◆ **PROVIDED DATA**
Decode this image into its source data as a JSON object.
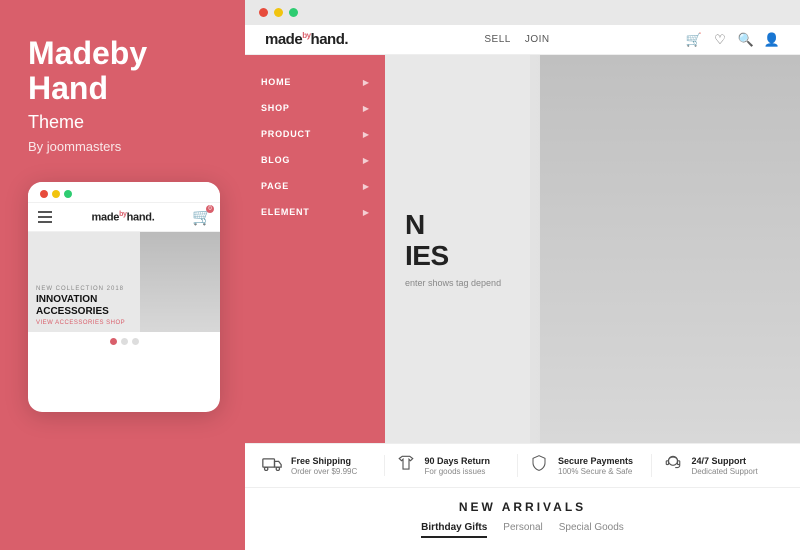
{
  "left": {
    "title": "Madeby Hand",
    "subtitle": "Theme",
    "by": "By joommasters",
    "phone": {
      "logo": "made",
      "logo_sup": "by",
      "logo_end": "hand.",
      "nav_label": "≡",
      "new_collection": "NEW COLLECTION 2018",
      "headline1": "INNOVATION",
      "headline2": "ACCESSORIES",
      "cta": "VIEW ACCESSORIES SHOP",
      "dots": [
        "active",
        "inactive",
        "inactive"
      ]
    }
  },
  "browser": {
    "dots": [
      "red",
      "yellow",
      "green"
    ]
  },
  "site": {
    "logo_start": "made",
    "logo_sup": "by",
    "logo_end": "hand.",
    "nav": [
      {
        "label": "SELL"
      },
      {
        "label": "JOIN"
      }
    ],
    "menu": [
      {
        "label": "HOME"
      },
      {
        "label": "SHOP"
      },
      {
        "label": "PRODUCT"
      },
      {
        "label": "BLOG"
      },
      {
        "label": "PAGE"
      },
      {
        "label": "ELEMENT"
      }
    ],
    "hero": {
      "line1": "N",
      "line2": "IES",
      "subtext": "enter shows tag depend"
    },
    "features": [
      {
        "icon": "truck",
        "title": "Free Shipping",
        "desc": "Order over $9.99C"
      },
      {
        "icon": "shirt",
        "title": "90 Days Return",
        "desc": "For goods issues"
      },
      {
        "icon": "shield",
        "title": "Secure Payments",
        "desc": "100% Secure & Safe"
      },
      {
        "icon": "headset",
        "title": "24/7 Support",
        "desc": "Dedicated Support"
      }
    ],
    "new_arrivals": {
      "title": "NEW ARRIVALS",
      "tabs": [
        {
          "label": "Birthday Gifts",
          "active": true
        },
        {
          "label": "Personal",
          "active": false
        },
        {
          "label": "Special Goods",
          "active": false
        }
      ]
    }
  }
}
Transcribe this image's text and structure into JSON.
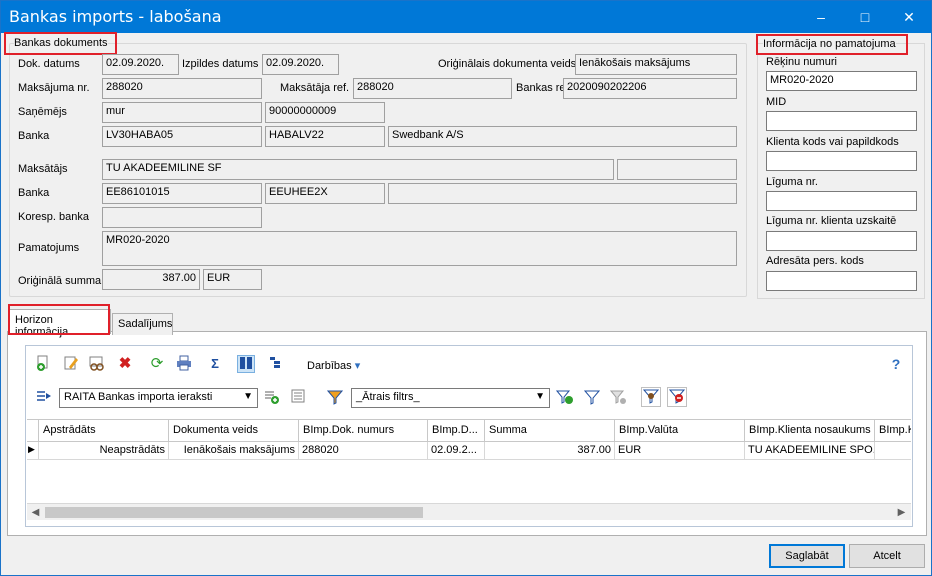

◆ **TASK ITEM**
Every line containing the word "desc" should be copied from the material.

◆ **RESPONSE BOX**
        "desc": "Order over $9.99C"
        "desc": "For goods issues"
        "desc": "100% Secure & Safe"
        "desc": "Dedicated Support"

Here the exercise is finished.